What is expected → Which of the lines below include "octobre"? Each one should be copied out.

[Extracted records]
--*--

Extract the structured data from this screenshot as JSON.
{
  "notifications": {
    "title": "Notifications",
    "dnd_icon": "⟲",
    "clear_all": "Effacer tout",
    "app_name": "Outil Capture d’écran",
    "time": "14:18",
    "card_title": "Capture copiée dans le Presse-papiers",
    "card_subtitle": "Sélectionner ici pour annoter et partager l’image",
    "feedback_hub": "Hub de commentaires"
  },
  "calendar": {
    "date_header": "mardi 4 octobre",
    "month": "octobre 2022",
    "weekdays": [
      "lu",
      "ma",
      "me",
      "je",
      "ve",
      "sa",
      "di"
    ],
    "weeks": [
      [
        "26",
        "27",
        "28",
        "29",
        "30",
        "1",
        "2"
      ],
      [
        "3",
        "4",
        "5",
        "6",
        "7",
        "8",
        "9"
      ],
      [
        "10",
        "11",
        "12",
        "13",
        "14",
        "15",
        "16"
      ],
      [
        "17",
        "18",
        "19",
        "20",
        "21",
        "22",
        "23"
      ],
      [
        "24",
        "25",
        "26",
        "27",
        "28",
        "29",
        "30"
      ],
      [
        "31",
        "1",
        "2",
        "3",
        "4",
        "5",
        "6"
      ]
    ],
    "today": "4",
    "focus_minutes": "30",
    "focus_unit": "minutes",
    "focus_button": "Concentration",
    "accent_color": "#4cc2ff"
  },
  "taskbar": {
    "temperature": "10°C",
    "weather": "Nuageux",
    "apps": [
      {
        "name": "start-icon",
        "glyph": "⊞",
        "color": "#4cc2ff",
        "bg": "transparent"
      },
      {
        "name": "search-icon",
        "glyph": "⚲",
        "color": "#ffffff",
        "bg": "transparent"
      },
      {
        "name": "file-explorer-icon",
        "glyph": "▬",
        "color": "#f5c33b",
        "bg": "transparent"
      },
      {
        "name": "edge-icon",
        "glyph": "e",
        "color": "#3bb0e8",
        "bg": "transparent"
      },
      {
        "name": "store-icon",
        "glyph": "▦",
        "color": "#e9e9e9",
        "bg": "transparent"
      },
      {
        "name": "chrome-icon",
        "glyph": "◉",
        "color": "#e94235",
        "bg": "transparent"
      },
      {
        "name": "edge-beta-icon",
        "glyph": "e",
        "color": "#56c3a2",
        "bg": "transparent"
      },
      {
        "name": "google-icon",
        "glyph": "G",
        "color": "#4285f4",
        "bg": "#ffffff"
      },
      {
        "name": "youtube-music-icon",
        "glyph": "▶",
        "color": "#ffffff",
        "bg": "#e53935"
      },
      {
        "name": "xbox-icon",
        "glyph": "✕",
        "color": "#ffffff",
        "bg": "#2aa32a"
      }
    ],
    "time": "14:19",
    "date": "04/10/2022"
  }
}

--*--

Task response →
    "date_header": "mardi 4 octobre",
    "month": "octobre 2022",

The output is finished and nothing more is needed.